#### INFORMATION PROVIDED:
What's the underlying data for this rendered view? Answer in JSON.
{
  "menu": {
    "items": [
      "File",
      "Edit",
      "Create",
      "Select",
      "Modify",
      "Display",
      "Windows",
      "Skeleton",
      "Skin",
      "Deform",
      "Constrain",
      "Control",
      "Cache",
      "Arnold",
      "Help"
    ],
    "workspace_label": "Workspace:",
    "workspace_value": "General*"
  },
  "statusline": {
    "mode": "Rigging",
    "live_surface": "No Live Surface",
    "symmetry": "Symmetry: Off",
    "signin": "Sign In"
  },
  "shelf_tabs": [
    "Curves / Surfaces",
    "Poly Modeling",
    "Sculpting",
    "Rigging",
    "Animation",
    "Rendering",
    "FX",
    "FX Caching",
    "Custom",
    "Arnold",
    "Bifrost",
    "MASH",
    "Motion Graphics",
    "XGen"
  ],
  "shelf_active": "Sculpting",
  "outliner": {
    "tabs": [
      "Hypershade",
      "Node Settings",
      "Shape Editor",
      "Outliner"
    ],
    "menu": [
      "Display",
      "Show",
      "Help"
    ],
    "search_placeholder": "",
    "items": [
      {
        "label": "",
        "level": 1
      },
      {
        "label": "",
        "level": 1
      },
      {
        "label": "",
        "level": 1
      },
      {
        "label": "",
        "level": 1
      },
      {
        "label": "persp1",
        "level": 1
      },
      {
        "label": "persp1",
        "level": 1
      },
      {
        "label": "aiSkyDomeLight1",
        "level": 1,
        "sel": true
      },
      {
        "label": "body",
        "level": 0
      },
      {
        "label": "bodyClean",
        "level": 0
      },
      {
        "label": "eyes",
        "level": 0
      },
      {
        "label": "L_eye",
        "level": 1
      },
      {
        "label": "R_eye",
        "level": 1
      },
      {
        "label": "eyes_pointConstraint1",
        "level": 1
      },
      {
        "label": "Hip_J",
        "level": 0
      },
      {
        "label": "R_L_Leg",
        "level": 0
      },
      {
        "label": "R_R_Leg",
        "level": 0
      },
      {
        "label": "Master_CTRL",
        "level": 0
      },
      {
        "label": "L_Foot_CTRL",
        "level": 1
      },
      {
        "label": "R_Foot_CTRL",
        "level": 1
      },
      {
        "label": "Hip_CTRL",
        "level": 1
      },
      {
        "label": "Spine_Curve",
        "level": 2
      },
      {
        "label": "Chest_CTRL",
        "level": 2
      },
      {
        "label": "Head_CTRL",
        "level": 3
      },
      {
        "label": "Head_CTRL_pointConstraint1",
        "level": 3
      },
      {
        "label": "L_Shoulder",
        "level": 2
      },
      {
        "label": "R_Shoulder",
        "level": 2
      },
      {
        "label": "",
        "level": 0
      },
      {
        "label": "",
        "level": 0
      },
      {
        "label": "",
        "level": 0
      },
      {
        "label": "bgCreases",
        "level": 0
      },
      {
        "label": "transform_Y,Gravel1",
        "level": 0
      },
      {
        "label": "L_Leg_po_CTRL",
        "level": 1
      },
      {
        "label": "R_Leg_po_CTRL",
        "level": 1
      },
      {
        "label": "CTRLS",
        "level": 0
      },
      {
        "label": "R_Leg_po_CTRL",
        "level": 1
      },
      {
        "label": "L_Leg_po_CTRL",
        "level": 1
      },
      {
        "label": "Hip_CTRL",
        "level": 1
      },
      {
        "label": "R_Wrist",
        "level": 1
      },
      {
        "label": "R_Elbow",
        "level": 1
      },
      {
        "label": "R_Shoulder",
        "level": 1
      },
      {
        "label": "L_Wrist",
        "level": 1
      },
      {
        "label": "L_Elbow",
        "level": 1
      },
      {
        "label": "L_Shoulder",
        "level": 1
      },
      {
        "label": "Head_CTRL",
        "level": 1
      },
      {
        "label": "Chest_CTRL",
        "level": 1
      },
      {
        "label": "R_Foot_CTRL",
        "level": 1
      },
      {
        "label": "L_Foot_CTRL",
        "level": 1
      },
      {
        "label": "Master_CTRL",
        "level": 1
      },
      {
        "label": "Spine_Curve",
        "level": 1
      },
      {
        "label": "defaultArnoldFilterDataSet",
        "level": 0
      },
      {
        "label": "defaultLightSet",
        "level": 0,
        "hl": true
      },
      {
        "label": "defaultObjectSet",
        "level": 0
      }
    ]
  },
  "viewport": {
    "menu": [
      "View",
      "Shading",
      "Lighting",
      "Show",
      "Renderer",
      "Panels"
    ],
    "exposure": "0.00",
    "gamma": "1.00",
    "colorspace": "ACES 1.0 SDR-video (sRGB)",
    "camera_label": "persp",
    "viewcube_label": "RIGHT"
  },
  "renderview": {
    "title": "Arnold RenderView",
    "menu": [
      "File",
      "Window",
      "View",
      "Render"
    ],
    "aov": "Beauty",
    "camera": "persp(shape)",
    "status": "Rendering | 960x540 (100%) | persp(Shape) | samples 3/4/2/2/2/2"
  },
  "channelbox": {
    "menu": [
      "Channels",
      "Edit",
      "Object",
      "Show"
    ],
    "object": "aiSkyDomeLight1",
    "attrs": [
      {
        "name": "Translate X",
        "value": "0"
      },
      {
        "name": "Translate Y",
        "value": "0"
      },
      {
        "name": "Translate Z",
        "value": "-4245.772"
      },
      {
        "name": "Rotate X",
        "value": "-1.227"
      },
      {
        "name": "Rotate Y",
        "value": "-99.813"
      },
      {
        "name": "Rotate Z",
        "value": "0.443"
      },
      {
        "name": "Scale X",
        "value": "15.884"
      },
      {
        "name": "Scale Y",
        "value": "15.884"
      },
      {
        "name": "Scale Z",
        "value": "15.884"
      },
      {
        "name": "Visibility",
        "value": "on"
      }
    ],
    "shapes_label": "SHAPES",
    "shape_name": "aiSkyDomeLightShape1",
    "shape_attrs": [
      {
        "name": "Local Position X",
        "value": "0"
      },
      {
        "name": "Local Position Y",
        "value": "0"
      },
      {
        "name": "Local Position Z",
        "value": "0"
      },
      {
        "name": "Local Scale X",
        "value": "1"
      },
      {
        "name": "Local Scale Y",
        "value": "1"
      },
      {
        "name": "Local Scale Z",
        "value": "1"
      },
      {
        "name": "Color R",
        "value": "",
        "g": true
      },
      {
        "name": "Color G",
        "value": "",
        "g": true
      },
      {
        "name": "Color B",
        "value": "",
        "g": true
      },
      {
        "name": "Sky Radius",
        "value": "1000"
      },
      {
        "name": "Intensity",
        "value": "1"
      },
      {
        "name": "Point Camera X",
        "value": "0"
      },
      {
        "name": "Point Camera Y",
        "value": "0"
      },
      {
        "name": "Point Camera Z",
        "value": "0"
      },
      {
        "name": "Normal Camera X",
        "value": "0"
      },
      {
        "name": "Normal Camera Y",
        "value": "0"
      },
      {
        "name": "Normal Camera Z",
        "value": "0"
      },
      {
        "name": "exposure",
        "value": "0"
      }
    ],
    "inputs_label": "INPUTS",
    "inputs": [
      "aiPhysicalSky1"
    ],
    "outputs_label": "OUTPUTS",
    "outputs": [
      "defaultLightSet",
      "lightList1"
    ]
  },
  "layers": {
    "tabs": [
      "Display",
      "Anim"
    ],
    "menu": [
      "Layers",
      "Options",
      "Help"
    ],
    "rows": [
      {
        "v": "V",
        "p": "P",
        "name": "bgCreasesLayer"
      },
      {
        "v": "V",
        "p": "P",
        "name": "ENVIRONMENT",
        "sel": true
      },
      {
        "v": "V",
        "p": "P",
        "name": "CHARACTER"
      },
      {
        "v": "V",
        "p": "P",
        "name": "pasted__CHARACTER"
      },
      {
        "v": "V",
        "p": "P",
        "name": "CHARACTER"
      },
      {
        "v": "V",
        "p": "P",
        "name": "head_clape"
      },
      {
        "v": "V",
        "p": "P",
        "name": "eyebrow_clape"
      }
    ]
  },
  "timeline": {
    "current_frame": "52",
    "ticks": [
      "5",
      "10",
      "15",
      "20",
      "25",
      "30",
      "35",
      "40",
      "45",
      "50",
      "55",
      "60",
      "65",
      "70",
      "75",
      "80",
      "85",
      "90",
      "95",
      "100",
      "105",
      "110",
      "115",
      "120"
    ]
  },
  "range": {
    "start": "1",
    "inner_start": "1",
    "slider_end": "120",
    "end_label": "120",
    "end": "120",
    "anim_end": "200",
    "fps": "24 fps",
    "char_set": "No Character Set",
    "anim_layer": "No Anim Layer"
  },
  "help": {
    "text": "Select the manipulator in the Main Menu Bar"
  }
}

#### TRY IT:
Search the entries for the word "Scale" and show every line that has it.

#### REPLY:
        "name": "Scale X",
        "name": "Scale Y",
        "name": "Scale Z",
        "name": "Local Scale X",
        "name": "Local Scale Y",
        "name": "Local Scale Z",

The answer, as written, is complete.